Kaustubh was awarded his Masters by Research thesis on the 21st of June 2007.

Download or view thesis.

Chapter 2 reviews the literature and the studies carried out so far in the pursuit of measuring shear bond strength. It also discusses the difficulties in measuring shear bond strength and the various pros and cons of the previously devised methods.
 

Chapter 3 presents the new experimental methods designed in the studies for this thesis and explains the idea behind the design. It also describes the various steps in designing the new experiments and the equipment used. Isotropic handsheets with proper grammages and thickness control were prepared and acid (HCl) exposed to weaken the fibres in the sheet of paper to such an extent that the fibre strength equaled the bond strength of a single fibre-fibre bond. Uniform acid exposure and an arrangement to rapidly remove the acid vapours from the vicinity of the sheet were needed to stop the reaction between the acid and the paper. A new rig was designed for this purpose. Optimum exposure was determined by observing the tensile test fracture line with the help of confocal laser scanning microscopy after different levels of acid exposure. Zero span tensile strengths were used to determine the fibre strength. Fibre width has been measured using the confocal microscopy and image analysis software.

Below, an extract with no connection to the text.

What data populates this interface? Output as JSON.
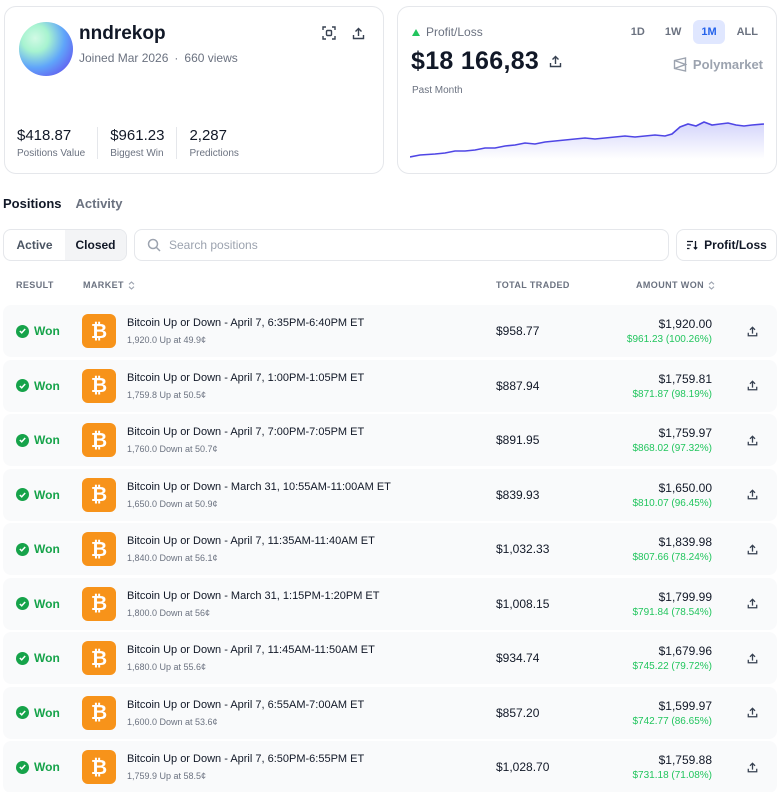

Chapter 4 presents the results generated in the course of the experiments and goes on to discuss the relevance of the results and what how they are used to measure the shear bond strength. The calculated values of the shear bond strength are presented in this chapter: Never dried (29.6 ± 3.3 MPa), once dried (24.7 ± 2.8 MPa) and high temperature dried (19.7 ± 2.2 MPa) Radiata pine pulp, 60% yield.


Chapter 5 presents the conclusions of the studies and recommendations for future work. Bond strength values show that fibres tend to lose shear bond strength after drying and the loss of shear bond strength is much more if the fibres are undergoing a heat treatment for drying. This may be due to the Hornification. Further investigations are needed to determine the cause of shear bond strength  loss and the mechanisms by which it would be possible to reverse the strength loss. A new method to measure the shear bond strength of paper has been established. The bond strength accounts for paper as a network instead of single fibre measurements. The new measurement procedure is also much quicker than previously published procedures.


This thesis is a part of the ongoing studies in the field of paper science and could be used as an input in developing the complete model describing paper mechanical properties.